[[ Source data open ]]

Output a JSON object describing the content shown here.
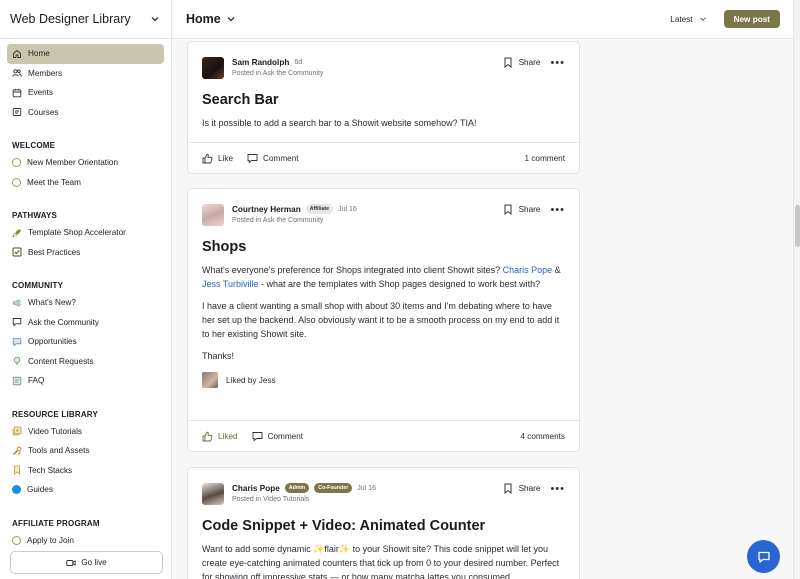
{
  "sidebar": {
    "title": "Web Designer Library",
    "nav": [
      {
        "label": "Home",
        "icon": "home-icon"
      },
      {
        "label": "Members",
        "icon": "members-icon"
      },
      {
        "label": "Events",
        "icon": "calendar-icon"
      },
      {
        "label": "Courses",
        "icon": "courses-icon"
      }
    ],
    "sections": [
      {
        "title": "WELCOME",
        "items": [
          "New Member Orientation",
          "Meet the Team"
        ]
      },
      {
        "title": "PATHWAYS",
        "items": [
          "Template Shop Accelerator",
          "Best Practices"
        ]
      },
      {
        "title": "COMMUNITY",
        "items": [
          "What's New?",
          "Ask the Community",
          "Opportunities",
          "Content Requests",
          "FAQ"
        ]
      },
      {
        "title": "RESOURCE LIBRARY",
        "items": [
          "Video Tutorials",
          "Tools and Assets",
          "Tech Stacks",
          "Guides"
        ]
      },
      {
        "title": "AFFILIATE PROGRAM",
        "items": [
          "Apply to Join"
        ]
      }
    ],
    "go_live": "Go live"
  },
  "header": {
    "title": "Home",
    "sort": "Latest",
    "new_post": "New post"
  },
  "posts": [
    {
      "author": "Sam Randolph",
      "time": "6d",
      "posted_in": "Posted in Ask the Community",
      "share": "Share",
      "title": "Search Bar",
      "body": "Is it possible to add a search bar to a Showit website somehow? TIA!",
      "like": "Like",
      "comment": "Comment",
      "comments_count": "1 comment"
    },
    {
      "author": "Courtney Herman",
      "badge": "Affiliate",
      "time": "Jul 16",
      "posted_in": "Posted in Ask the Community",
      "share": "Share",
      "title": "Shops",
      "p1_a": "What's everyone's preference for Shops integrated into client Showit sites? ",
      "mention1": "Charis Pope",
      "p1_b": " & ",
      "mention2": "Jess Turbiville",
      "p1_c": " - what are the templates with Shop pages designed to work best with?",
      "p2": "I have a client wanting a small shop with about 30 items and I'm debating where to have her set up the backend.  Also obviously want it to be a smooth process on my end to add it to her existing Showit site.",
      "p3": "Thanks!",
      "liked_by": "Liked by Jess",
      "like": "Liked",
      "comment": "Comment",
      "comments_count": "4 comments"
    },
    {
      "author": "Charis Pope",
      "badge1": "Admin",
      "badge2": "Co-Founder",
      "time": "Jul 16",
      "posted_in": "Posted in Video Tutorials",
      "share": "Share",
      "title": "Code Snippet + Video: Animated Counter",
      "body": "Want to add some dynamic ✨flair✨ to your Showit site? This code snippet will let you create eye-catching animated counters that tick up from 0 to your desired number. Perfect for showing off impressive stats — or how many matcha lattes you consumed"
    }
  ],
  "colors": {
    "accent": "#7a764a",
    "active_nav": "#c9c6ae",
    "link": "#2563c9",
    "chat": "#2a66d3"
  }
}
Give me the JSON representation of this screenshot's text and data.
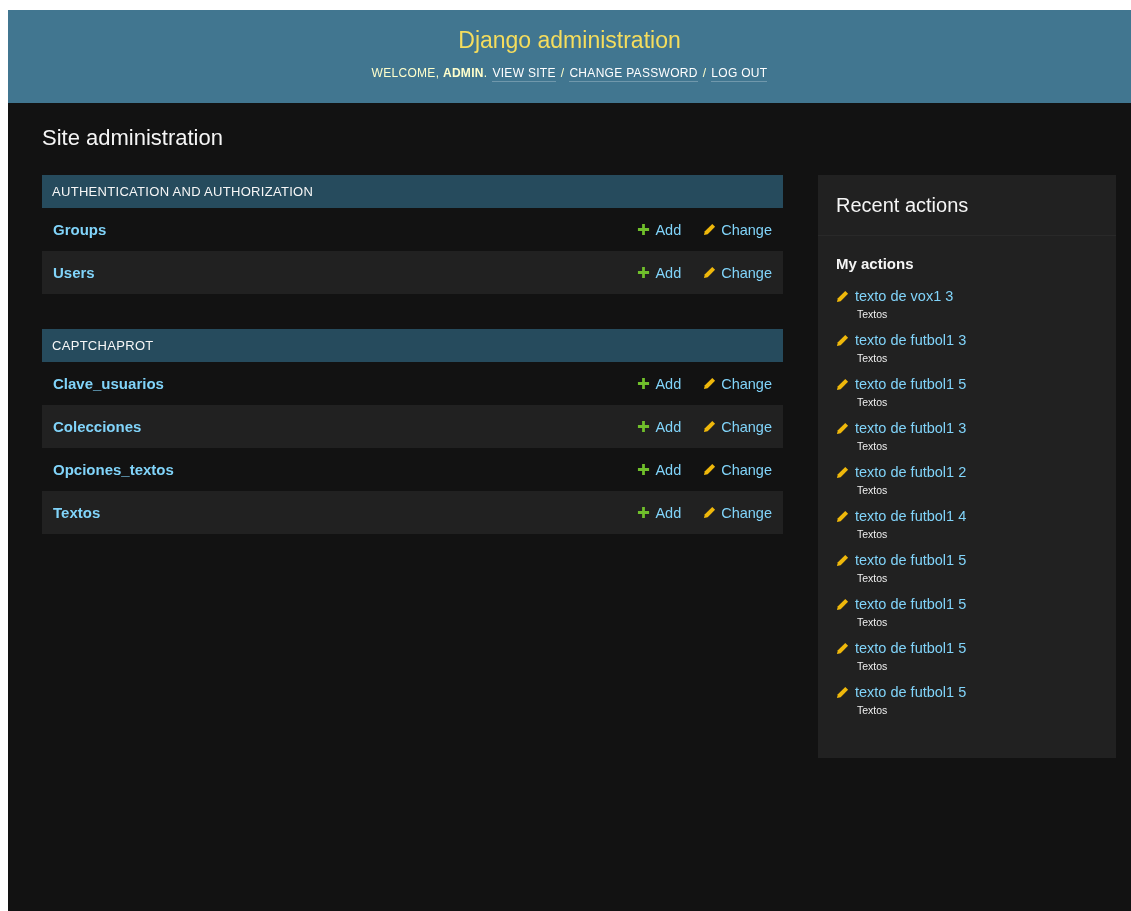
{
  "header": {
    "title": "Django administration",
    "welcome": "WELCOME, **ADMIN**.",
    "separator": "/",
    "links": [
      "VIEW SITE",
      "CHANGE PASSWORD",
      "LOG OUT"
    ]
  },
  "page_title": "Site administration",
  "modules": [
    {
      "caption": "AUTHENTICATION AND AUTHORIZATION",
      "rows": [
        {
          "name": "Groups",
          "add": "Add",
          "change": "Change"
        },
        {
          "name": "Users",
          "add": "Add",
          "change": "Change"
        }
      ]
    },
    {
      "caption": "CAPTCHAPROT",
      "rows": [
        {
          "name": "Clave_usuarios",
          "add": "Add",
          "change": "Change"
        },
        {
          "name": "Colecciones",
          "add": "Add",
          "change": "Change"
        },
        {
          "name": "Opciones_textos",
          "add": "Add",
          "change": "Change"
        },
        {
          "name": "Textos",
          "add": "Add",
          "change": "Change"
        }
      ]
    }
  ],
  "recent_actions": {
    "title": "Recent actions",
    "subtitle": "My actions",
    "items": [
      {
        "kind": "change",
        "label": "texto de vox1 3",
        "model": "Textos"
      },
      {
        "kind": "change",
        "label": "texto de futbol1 3",
        "model": "Textos"
      },
      {
        "kind": "change",
        "label": "texto de futbol1 5",
        "model": "Textos"
      },
      {
        "kind": "change",
        "label": "texto de futbol1 3",
        "model": "Textos"
      },
      {
        "kind": "change",
        "label": "texto de futbol1 2",
        "model": "Textos"
      },
      {
        "kind": "change",
        "label": "texto de futbol1 4",
        "model": "Textos"
      },
      {
        "kind": "change",
        "label": "texto de futbol1 5",
        "model": "Textos"
      },
      {
        "kind": "change",
        "label": "texto de futbol1 5",
        "model": "Textos"
      },
      {
        "kind": "change",
        "label": "texto de futbol1 5",
        "model": "Textos"
      },
      {
        "kind": "change",
        "label": "texto de futbol1 5",
        "model": "Textos"
      }
    ]
  }
}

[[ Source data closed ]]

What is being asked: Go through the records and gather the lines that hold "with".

Exercise response:
      "p1_c": " - what are the templates with Shop pages designed to work best with?",
      "p2": "I have a client wanting a small shop with about 30 items and I'm debating where to have her set up the backend.  Also obviously want it to be a smooth process on my end to add it to her existing Showit site.",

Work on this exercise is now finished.